"We all have a good handle on the technical aspects of being a good manager," says Barbara Stelluto, manager of executive education and leadership for Bayer Corporation, a Pittsburgh-based subsidiary of the German pharmaceutical giant Bayer AG. "But times like this of turmoil and change require not only that you have good management skills but also that you're able to bring the best out in other people . . . and actually have people take a stake in the organization and be responsible for making it a success."
The three-week session, held at the Center for Creative Leadership in Greensboro, North Carolina, is restricted to about 250 managers at or near the vice-presidential level and above. It is spread out in single weeks over the course of six months.
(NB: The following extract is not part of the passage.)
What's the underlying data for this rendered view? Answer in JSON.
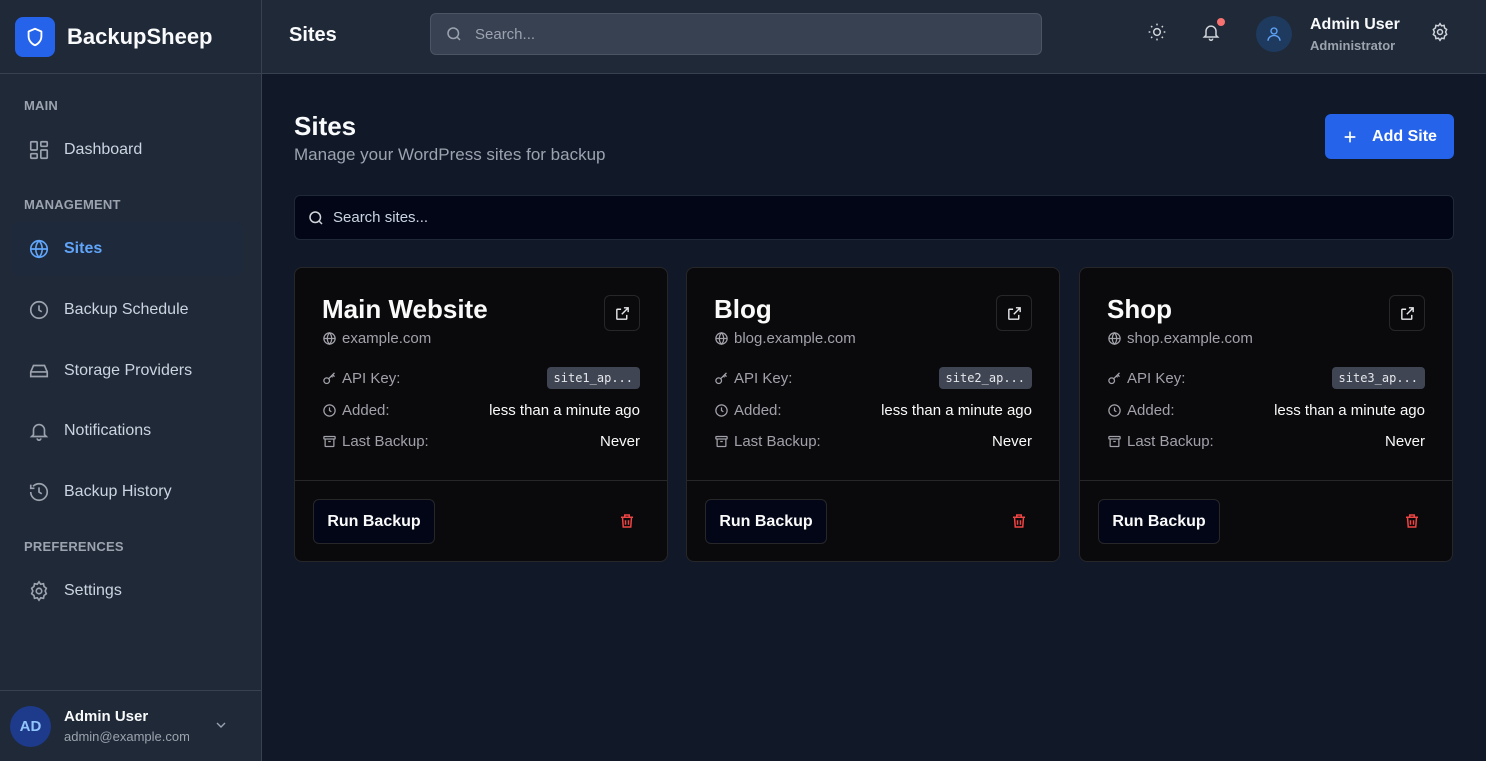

About 120 Bayer executives have participated in the program since it was launched in June 2000. Leaders are expected to apply what they've learned to an actual project in the workplace. Their superiors are encouraged to support the new behaviors and help measure results, Stelluto says.
"What we do is ask them to pick two things that their new skills have impacted, and try to put dollars and percentages on the changes, if possible. But we'll also take anecdotal confirmation of how they've changed; we're tickled to have even that."
Workforce, December 2001, p. 46 -- Subscribe Now!